................................................................................
          B-Tree constructor consists of more than one page, then the system
          shall attempt to insert the new cell into the leaf node page that
          currently contains the largest key value that is smaller than
          the key value of the cell being inserted.
        <p class=todo>
          Finish this.

    \[h4 "Index B-Tree Inserts"]
        <p class=todo>
          Finish this.
  
    <h3>Removing Records</h3>
        <p class=todo>
          Finish this.

................................................................................
    </ul>
    <p>
      The requirements found in this section specify the manner in which
      the system is required to manipulate the contents of database 
      free-list pages to achieve this are found in section
      <cite>page_removal</cite>.

    \[h3 "Page Allocation" page_allocation]
     <p>
       If the database free-list is empty, then the new page is allocated
       by extending the database file:

     <p class=req>
       When SQLite allocates a new database page, if the database free 
       page list is completely empty, the page shall be allocated by 
................................................................................
         now empty.
       <p class=subreq>
         After removing a page from the free-list, SQLite shall update 
         the 4-byte integer value stored at byte offset 36 of the database 
         file header to reflect the new number of pages in the database 
         free page list (one less than before).

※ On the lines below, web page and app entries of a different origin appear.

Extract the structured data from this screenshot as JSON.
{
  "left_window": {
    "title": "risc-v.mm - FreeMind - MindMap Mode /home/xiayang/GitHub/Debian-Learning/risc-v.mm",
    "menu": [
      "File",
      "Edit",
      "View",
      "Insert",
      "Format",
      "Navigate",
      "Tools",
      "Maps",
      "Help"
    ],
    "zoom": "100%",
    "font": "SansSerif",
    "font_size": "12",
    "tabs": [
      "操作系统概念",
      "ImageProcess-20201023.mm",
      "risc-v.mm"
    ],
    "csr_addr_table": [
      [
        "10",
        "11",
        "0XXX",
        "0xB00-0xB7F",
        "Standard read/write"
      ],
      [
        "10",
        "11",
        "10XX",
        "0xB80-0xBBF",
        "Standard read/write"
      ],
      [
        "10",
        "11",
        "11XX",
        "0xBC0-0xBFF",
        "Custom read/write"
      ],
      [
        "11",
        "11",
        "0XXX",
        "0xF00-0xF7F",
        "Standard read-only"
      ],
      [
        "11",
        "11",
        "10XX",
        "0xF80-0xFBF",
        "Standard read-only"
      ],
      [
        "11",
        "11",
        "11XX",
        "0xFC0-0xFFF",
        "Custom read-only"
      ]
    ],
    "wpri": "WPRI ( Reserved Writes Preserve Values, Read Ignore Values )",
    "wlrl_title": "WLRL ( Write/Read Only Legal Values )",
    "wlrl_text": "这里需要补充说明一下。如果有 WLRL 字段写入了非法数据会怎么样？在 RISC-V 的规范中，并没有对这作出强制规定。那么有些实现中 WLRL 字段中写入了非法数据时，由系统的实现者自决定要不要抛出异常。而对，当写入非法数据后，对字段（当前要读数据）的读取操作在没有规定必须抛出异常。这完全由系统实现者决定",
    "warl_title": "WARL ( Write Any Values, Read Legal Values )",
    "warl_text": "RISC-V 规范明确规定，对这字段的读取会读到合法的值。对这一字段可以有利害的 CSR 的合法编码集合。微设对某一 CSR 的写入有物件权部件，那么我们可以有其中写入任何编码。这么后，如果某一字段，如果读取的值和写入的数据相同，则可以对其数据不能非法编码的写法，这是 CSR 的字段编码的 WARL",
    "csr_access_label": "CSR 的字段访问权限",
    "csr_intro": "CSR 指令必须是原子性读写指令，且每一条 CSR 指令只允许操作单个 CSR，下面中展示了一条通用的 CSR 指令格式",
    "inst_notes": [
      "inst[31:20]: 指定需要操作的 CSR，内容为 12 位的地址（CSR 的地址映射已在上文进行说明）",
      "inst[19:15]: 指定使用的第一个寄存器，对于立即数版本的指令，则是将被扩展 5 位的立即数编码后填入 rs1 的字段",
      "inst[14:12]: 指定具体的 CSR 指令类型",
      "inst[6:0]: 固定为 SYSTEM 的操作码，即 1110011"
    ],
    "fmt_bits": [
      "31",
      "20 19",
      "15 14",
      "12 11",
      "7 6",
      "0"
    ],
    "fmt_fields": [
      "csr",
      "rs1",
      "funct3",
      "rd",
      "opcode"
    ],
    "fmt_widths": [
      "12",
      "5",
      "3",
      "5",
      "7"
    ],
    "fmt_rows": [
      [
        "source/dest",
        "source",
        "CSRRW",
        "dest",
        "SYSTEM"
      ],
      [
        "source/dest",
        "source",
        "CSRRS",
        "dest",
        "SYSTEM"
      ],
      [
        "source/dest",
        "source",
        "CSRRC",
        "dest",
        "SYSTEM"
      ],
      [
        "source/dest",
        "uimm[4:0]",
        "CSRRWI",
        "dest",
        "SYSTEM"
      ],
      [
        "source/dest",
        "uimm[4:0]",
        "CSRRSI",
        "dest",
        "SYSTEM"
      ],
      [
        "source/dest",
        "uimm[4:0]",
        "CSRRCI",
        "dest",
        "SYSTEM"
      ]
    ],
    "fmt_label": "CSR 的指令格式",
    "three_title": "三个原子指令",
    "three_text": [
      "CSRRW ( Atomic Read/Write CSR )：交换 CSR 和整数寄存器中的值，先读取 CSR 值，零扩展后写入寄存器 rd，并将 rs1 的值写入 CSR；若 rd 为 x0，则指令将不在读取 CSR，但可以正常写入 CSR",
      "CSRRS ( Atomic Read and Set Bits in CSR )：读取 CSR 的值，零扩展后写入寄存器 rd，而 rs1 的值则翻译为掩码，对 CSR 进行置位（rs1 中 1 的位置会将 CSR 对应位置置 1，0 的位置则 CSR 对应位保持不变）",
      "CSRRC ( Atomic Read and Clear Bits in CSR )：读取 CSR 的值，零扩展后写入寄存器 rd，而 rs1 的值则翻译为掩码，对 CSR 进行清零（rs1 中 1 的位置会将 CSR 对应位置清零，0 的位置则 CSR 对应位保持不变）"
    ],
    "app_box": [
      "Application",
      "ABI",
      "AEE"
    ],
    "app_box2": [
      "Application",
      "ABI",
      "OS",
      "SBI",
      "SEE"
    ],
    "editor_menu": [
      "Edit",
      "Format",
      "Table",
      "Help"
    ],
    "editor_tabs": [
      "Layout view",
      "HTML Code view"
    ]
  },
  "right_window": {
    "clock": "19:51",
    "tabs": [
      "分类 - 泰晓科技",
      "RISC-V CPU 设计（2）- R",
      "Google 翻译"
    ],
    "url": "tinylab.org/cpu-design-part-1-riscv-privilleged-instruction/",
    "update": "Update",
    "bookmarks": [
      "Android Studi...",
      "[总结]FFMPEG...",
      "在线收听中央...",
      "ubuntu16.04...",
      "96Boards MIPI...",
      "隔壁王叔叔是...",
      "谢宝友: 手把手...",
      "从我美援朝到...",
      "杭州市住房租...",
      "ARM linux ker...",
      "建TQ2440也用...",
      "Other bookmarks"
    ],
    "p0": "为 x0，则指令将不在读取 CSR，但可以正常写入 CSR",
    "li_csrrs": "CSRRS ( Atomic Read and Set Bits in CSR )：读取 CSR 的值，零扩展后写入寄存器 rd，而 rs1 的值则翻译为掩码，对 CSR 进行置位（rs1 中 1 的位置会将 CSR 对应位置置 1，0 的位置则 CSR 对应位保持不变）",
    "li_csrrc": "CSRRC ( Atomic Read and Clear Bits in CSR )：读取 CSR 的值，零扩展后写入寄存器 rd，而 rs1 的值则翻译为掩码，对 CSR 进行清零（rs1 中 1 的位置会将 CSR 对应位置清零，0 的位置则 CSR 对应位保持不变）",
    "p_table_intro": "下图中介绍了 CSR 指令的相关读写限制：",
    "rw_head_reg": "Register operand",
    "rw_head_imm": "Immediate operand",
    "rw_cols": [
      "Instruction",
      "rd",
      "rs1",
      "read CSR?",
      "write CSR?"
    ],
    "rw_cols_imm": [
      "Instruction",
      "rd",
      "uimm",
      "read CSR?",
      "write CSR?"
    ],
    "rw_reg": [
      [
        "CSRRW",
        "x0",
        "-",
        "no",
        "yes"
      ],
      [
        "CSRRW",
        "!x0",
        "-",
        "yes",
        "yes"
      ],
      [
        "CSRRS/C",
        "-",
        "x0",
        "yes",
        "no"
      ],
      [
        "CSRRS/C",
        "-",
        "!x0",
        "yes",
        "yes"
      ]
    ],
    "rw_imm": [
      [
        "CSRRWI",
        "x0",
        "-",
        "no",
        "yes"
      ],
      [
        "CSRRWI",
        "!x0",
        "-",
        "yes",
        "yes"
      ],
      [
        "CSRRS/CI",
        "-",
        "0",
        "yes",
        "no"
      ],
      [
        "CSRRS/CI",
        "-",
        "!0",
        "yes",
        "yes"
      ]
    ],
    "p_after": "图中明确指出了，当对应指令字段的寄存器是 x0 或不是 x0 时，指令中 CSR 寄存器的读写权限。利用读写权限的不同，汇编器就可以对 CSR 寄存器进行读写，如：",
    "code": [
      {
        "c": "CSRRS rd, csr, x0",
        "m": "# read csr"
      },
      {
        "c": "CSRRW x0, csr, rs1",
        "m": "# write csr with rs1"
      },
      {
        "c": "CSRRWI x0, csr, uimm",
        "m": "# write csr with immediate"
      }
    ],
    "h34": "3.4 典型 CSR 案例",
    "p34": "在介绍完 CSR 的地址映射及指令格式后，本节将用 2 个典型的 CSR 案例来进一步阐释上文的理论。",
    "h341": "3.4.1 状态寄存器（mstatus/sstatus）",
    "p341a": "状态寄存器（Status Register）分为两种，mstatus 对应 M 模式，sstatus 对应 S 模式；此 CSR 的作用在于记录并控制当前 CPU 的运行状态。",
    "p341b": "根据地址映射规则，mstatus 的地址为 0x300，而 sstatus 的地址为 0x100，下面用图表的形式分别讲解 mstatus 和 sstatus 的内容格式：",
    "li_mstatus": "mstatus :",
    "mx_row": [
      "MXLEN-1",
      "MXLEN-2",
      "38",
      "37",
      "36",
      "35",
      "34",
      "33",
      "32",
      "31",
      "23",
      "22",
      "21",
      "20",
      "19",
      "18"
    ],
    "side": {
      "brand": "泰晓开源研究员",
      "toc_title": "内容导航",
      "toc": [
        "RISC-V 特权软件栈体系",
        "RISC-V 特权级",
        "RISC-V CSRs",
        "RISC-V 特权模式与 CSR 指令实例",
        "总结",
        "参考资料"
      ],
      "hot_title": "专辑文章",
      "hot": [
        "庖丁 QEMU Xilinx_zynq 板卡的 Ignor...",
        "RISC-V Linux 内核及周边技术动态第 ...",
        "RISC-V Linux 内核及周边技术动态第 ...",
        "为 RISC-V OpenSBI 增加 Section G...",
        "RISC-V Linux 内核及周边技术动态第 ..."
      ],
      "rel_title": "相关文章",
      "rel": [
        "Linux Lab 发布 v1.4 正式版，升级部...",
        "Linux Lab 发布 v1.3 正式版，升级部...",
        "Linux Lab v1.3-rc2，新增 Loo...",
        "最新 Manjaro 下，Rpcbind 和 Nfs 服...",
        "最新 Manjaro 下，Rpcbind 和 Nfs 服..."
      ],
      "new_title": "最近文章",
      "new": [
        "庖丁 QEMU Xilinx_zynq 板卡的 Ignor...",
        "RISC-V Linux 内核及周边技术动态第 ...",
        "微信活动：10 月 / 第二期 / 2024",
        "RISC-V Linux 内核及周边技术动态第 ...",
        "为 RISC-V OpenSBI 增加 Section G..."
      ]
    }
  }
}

    \[h3 "Page Deallocation" page_deallocation]
      <p class=req>
        If SQLite is required to free a database page when the free-list 
        is complete empty, or when the first page of the free-list trunk
        is completely full, SQLite shall use the freed page as the new 
        head of the free-list trunk. 
        <p class=subreq>
          When a newly freed page is made the head of the free-list trunk,
................................................................................
        page in the free-list trunk.
      <p class=req>
        After removing a page from the free-list, SQLite shall update 
        the 4-byte integer value stored at byte offset 36 of the database 
        file header to reflect the new number of pages in the database 
        free page list (one less than before).

    \[h3 "Removing a Page From The Free List" page_removal]
      <p class=req>
        When the system is required to remove a specific page from the 
        database free-list, and that page is a free-list leaf page, the
        system shall remove the specified leaf page number from the
        relevant trunk page.
      <p class=req>
        When the system is required to remove a specific page from the 
................................................................................
        When the system is required to remove a specific page from the 
        database free-list, and that page is a non-empty free-list trunk 
        page, the system shall move the contents of the trunk page
        to its first leaf page, remove the first leaf entry from the new
        trunk page, then link the new trunk page into the free-list trunk
        in place of the page being removed.

    \[h3 "Database Reorganization (auto-vacuum)" incremental_vacuum]
      <p class=todo>
        Requirements describing incremental vacuum steps. And on-commit
        handling in auto-vacuum databases.
-->

[h1 References]

  <table id="refs" style="width:auto; margin: 1em 5ex">
    <tr><td style="width:5ex" id="ref_comer_btree">\[1\]<td>
     Douglas Comer, <u>Ubiquitous B-Tree</u>, ACM Computing Surveys (CSUR),
     v.11 n.2, pages 121-137, June 1979.
    <tr><td style="width:5ex" id="ref_knuth_btree">\[2\]<td>
     Donald E. Knuth, <u>The Art Of Computer Programming, Volume 3:
     "Sorting And Searching"</u>, pages 473-480. Addison-Wesley
     Publishing Company, Reading, Massachusetts.
    <tr><td style="width:5ex" id="capi_sqlitert_requirements">\[3\]<td>
      C API Requirements Document.
    <tr><td style="width:5ex" id="sql_sqlitert_requirements">\[4\]<td>
      SQL Requirements Document.
    <tr><td style="width:5ex" id="io_sqlitert_requirements">\[5]<td>
      File IO Requirements Document.
  </table>

}]
</tcl>

<div id=toc>
<tcl>hd_puts $TOC</tcl>
</div id=toc>
<tcl>hd_puts [FixReferences $body]</tcl>